While our physical offices are closed until further notice in accordance with Austin's COVID-19 "stay home-work safe" order, the Handbook of Texas will remain available at no-cost for you, your fellow history enthusiasts, and all Texas students currently mandated to study from home. If you have the capacity to help us maintain our online Texas history resources during these uncertain times, please consider making a 100% tax-deductible contribution today. Thank you for your support of TSHA and Texas history. Donate Today »


Brian Hart

LADONIA, TEXAS. Ladonia is on State highways 34 and 50, Farm roads 2456 and 64, and the Atchison, Topeka and Santa Fe Railway sixteen miles southeast of Bonham in the southeastern corner of Fannin County. The area was settled around 1840 by James MacFarland and Daniel Davis. Other early settlers included Patrick Old, who built the first house, and Frank McCown, the community's first merchant. James H. Cole, a carpenter who moved to the county in 1855, planned and staked out the actual townsite. The community was first known as McCownville. In 1857 McCown changed the name to La Donna, according to local legend to honor La Donna Millsay, a traveler on a wagontrain from Tennessee who had entertained local residents with her singing. By 1858 the settlement had a post office named Ladonia. Ladonia grew rapidly after 1860 because of its location in a fertile farming area and because of the arrival in 1887 of the Gulf, Colorado and Santa Fe Railway. The community incorporated in 1885 and around that time had a population of 350, two cotton gins, a bank, a flour mill, a school, and a number of churches. The arrival of the railroad, which town officials had enticed with a bonus, made Ladonia an agricultural marketing town for cotton, corn, oats, and wheat. Its population was reported as 1,500 by the early 1890s and had increased to 2,000 by 1897, when the town reported some 100 businesses, including six dry-goods stores, three drugstores, three cotton gins, and two banks. In 1936 Ladonia had 1,199 residents and thirty-nine businesses. By the mid-1970s it had 815 residents and eighteen businesses; at that time the town's major industry was Texas-A-Pak, which shipped horse meat for sale in European markets. Also during the 1970s the community's school was consolidated with that of nearby Pecan Gap to form the Fannindel school district. In 1989 Ladonia reported a population of 677 and ten businesses, and in 1990 it reported a population of 658. In 2000 the population was 667.

Fannin County Folks and Facts (Dallas: Taylor, 1977). Floy Crandall Hodge, A History of Fannin County (Hereford, Texas: Pioneer, 1966).

Image Use Disclaimer

All copyrighted materials included within the Handbook of Texas Online are in accordance with Title 17 U.S.C. Section 107 related to Copyright and “Fair Use” for Non-Profit educational institutions, which permits the Texas State Historical Association (TSHA), to utilize copyrighted materials to further scholarship, education, and inform the public. The TSHA makes every effort to conform to the principles of fair use and to comply with copyright law.
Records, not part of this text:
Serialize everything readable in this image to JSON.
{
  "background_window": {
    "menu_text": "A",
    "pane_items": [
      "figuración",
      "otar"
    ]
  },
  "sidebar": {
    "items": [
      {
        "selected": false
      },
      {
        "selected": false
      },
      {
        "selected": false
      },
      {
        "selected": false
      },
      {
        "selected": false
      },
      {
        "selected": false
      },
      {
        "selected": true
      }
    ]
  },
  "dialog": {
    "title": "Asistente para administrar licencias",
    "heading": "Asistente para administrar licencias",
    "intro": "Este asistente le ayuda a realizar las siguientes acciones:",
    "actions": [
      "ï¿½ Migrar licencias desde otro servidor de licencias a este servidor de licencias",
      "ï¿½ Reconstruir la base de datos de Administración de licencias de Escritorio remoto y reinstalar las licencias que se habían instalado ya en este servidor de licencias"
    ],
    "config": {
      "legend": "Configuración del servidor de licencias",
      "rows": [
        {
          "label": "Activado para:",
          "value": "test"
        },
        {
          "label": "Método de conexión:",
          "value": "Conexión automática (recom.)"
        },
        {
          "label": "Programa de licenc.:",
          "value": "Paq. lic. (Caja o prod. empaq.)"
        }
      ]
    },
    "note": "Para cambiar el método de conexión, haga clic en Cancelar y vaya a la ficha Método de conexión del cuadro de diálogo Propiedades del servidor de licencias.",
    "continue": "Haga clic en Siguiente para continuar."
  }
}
For more information go to: http://www.law.cornell.edu/uscode/17/107.shtml

If you wish to use copyrighted material from this site for purposes of your own that go beyond fair use, you must obtain permission from the copyright owner.


The following, adapted from the Chicago Manual of Style, 15th edition, is the preferred citation for this article.

Handbook of Texas Online, Brian Hart, "LADONIA, TX," accessed May 27, 2020, http://www.tshaonline.org/handbook/online/articles/hll07.

Uploaded on June 15, 2010. Published by the Texas State Historical Association.
Texas AlmanacFor more information about towns and counties including physical features, statistics, weather, maps and much more, visit the Town Database on TexasAlmanac.com!
visit the mytsha forums to participate

View these posts and more when you register your free MyTSHA account.

Call for Papers: Texas Center for Working-Class Studies Events, Symposia, and Workshops
Hi all! You may be interested in this call for papers I received from the Texas Center for Working-Class Studies at Collin College...

Katy Jennings' Ride Scholarly Research Request
I'm doing research on Catherine Jennings Lockwood, specifically the incident known as "Katy Jennings' Ride." Her father was Gordon C. Jennings, the oldest man to die at the Alamo...

Texas Constitution of 1836 Co-Author- Elisha Pease? Ask a Historian
The TSHA profile of Elisha Marshall Pease states that he wrote part of the Texas Constitution although he was only a 24 year-old assistant secretary (not elected). I cannot find any other mention of this authorship work by Pease in other credible research about the credited Constution authors...